Beyond liability coverage, you can consider collision and comprehensive coverage. You won’t have a choice about how much you buy since your coverage will be based on the actual cash value of your car and the cost of repairing it.
Finally, you will have to decide on a deductible, which is how much you pay for a claim before you can collect the rest. Deductibles are usually $500 to $1000 and the higher your deductible, the lower your premium.
Policies Leased Car Auto Insurance
You will definitely need to insure any car you lease with your own policy.
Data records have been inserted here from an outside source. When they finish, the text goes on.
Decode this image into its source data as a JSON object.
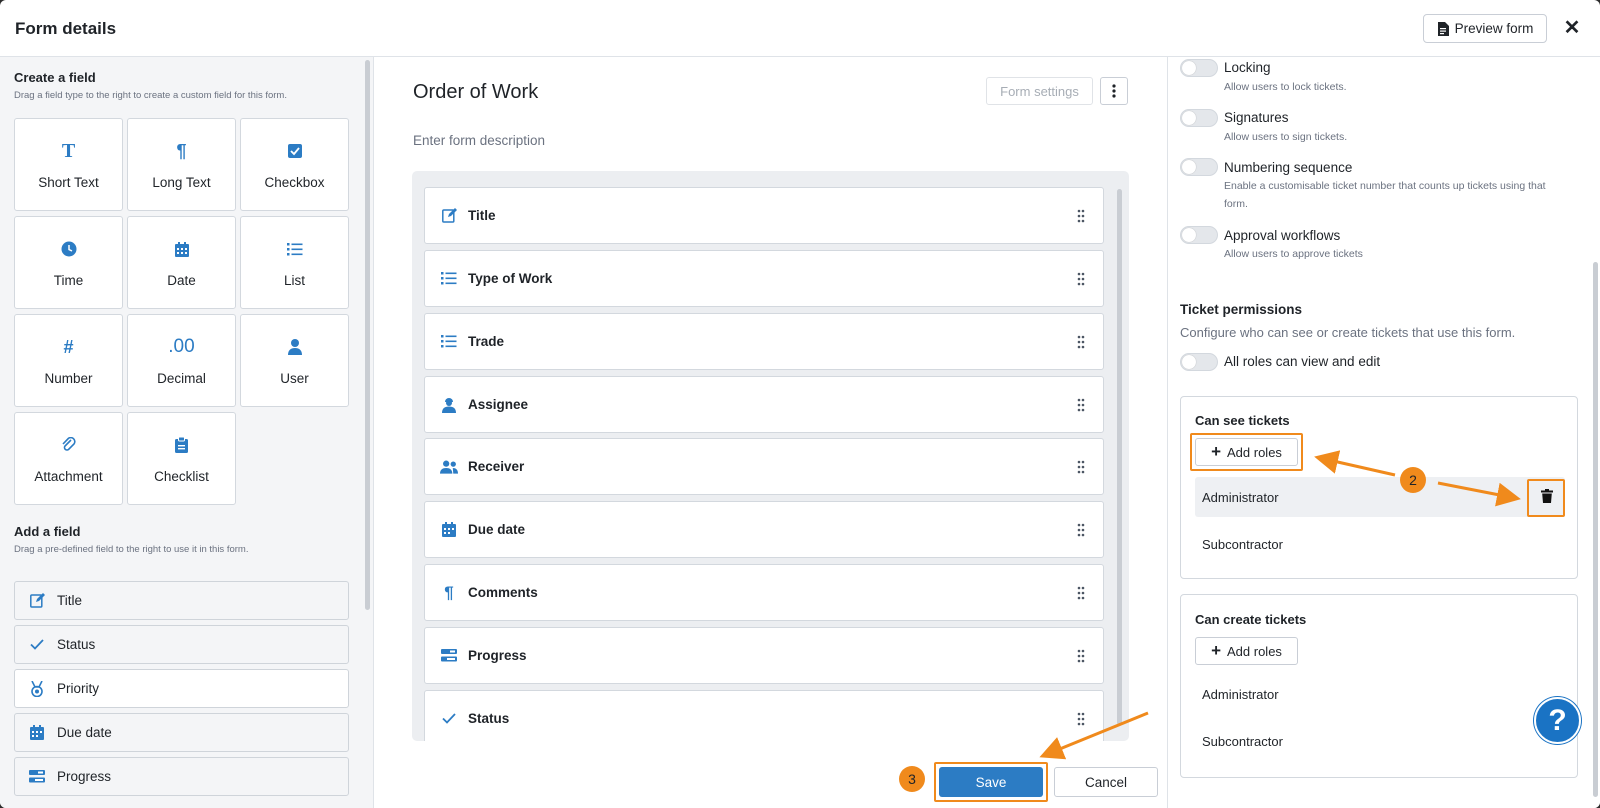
{
  "header": {
    "title": "Form details",
    "preview_label": "Preview form",
    "close_glyph": "✕"
  },
  "left": {
    "create_title": "Create a field",
    "create_desc": "Drag a field type to the right to create a custom field for this form.",
    "types": [
      {
        "label": "Short Text",
        "icon": "T"
      },
      {
        "label": "Long Text",
        "icon": "¶"
      },
      {
        "label": "Checkbox",
        "icon": "checkbox-icon"
      },
      {
        "label": "Time",
        "icon": "clock-icon"
      },
      {
        "label": "Date",
        "icon": "calendar-icon"
      },
      {
        "label": "List",
        "icon": "list-icon"
      },
      {
        "label": "Number",
        "icon": "#"
      },
      {
        "label": "Decimal",
        "icon": ".00"
      },
      {
        "label": "User",
        "icon": "user-icon"
      },
      {
        "label": "Attachment",
        "icon": "paperclip-icon"
      },
      {
        "label": "Checklist",
        "icon": "clipboard-icon"
      }
    ],
    "add_title": "Add a field",
    "add_desc": "Drag a pre-defined field to the right to use it in this form.",
    "predefined": [
      {
        "label": "Title",
        "icon": "edit-icon"
      },
      {
        "label": "Status",
        "icon": "check-icon"
      },
      {
        "label": "Priority",
        "icon": "medal-icon"
      },
      {
        "label": "Due date",
        "icon": "calendar-icon"
      },
      {
        "label": "Progress",
        "icon": "progress-icon"
      }
    ]
  },
  "main": {
    "form_title": "Order of Work",
    "form_desc_placeholder": "Enter form description",
    "form_settings_label": "Form settings",
    "fields": [
      {
        "label": "Title",
        "icon": "edit-icon"
      },
      {
        "label": "Type of Work",
        "icon": "list-icon"
      },
      {
        "label": "Trade",
        "icon": "list-icon"
      },
      {
        "label": "Assignee",
        "icon": "assignee-icon"
      },
      {
        "label": "Receiver",
        "icon": "users-icon"
      },
      {
        "label": "Due date",
        "icon": "calendar-icon"
      },
      {
        "label": "Comments",
        "icon": "paragraph-icon"
      },
      {
        "label": "Progress",
        "icon": "progress-icon"
      },
      {
        "label": "Status",
        "icon": "check-icon"
      }
    ],
    "save_label": "Save",
    "cancel_label": "Cancel"
  },
  "settings": {
    "options": [
      {
        "title": "Locking",
        "desc": "Allow users to lock tickets.",
        "enabled": false
      },
      {
        "title": "Signatures",
        "desc": "Allow users to sign tickets.",
        "enabled": false
      },
      {
        "title": "Numbering sequence",
        "desc": "Enable a customisable ticket number that counts up tickets using that form.",
        "enabled": false
      },
      {
        "title": "Approval workflows",
        "desc": "Allow users to approve tickets",
        "enabled": false
      }
    ],
    "permissions_title": "Ticket permissions",
    "permissions_desc": "Configure who can see or create tickets that use this form.",
    "all_roles_label": "All roles can view and edit",
    "can_see": {
      "title": "Can see tickets",
      "add_label": "Add roles",
      "roles": [
        "Administrator",
        "Subcontractor"
      ]
    },
    "can_create": {
      "title": "Can create tickets",
      "add_label": "Add roles",
      "roles": [
        "Administrator",
        "Subcontractor"
      ]
    }
  },
  "annotations": {
    "step2": "2",
    "step3": "3",
    "accent": "#f08a1c"
  },
  "help_glyph": "?",
  "colors": {
    "primary": "#2c7cc4",
    "help": "#1a73c4"
  }
}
In fact, the car dealership or any financial institution will require you to buy both comprehensive and collision coverage in addition to other mandatory types of coverage.
- Collision coverage insures your vehicle from damage arising from collision with other vehicles, immovable objects, and often road hazards such as potholes.
- Comprehensive coverage, as the name suggests, is all-inclusive covering pretty much everything that can happen to your vehicle, other than an accident.
You may also be required to purchase GAP coverage.
Guaranteed Auto Protection or GAP insurance or loan/lease payoff coverage is essentially insurance that protects you from depreciation if your car is wrecked or totaled before you can pay off the loan. Since new vehicles depreciate dramatically in the first year you own one, if you are involved in an accident and your vehicle is damaged beyond repair (totaled) your insurance policy will only pay for the actual cash value (ACV) of the car. GAP insurance plugs this hole and may even cover your deductible as well.
When you lease a vehicle, GAP coverage is typically included in the lease payments. The car dealer usually purchases a GAP policy to cover all its cars and charges you a GAP waiver, which means if you total the car, you won’t have to pay the dealer for the gap amount.
You can also purchase GAP coverage for an auto loan as well. Since cars depreciate rapidly in the first year, you could end up paying a sizable gap payment if your vehicle is totaled before it is paid off. GAP coverage is not available in all states.
Cancellation and Non-renewal of Policies
There is a sizable difference between cancelling your auto policy and not renewing it.
Insurance companies can only cancel a policy that has been effective for more than 60 days except when you fail to pay your premium, commit fraud or misrepresent yourself, or have your driver’s license suspended or revoked.
When your policy is not renewed, you or your insurance company chooses not to renew it when it expires. How much time you’re given before your policy is dropped depends upon the state’s laws and the insurer must explain why they are ending it. If you believe the reason is not fair or need further clarification, you should call your insurance’s consumer affairs department. If you’re still not satisfied you should call your state insurance department.
In addition, your insurance company may simply choose not to renew certain policies based on your geographic location so it may not even be your fault. Conversely, if you are caught engaging in risky behavior such as drunken or reckless driving, your premium could go up or the policy could be not renewed.
Finally, if your policy is dropped that does not necessarily mean you will be charged a higher premium by another insurance company.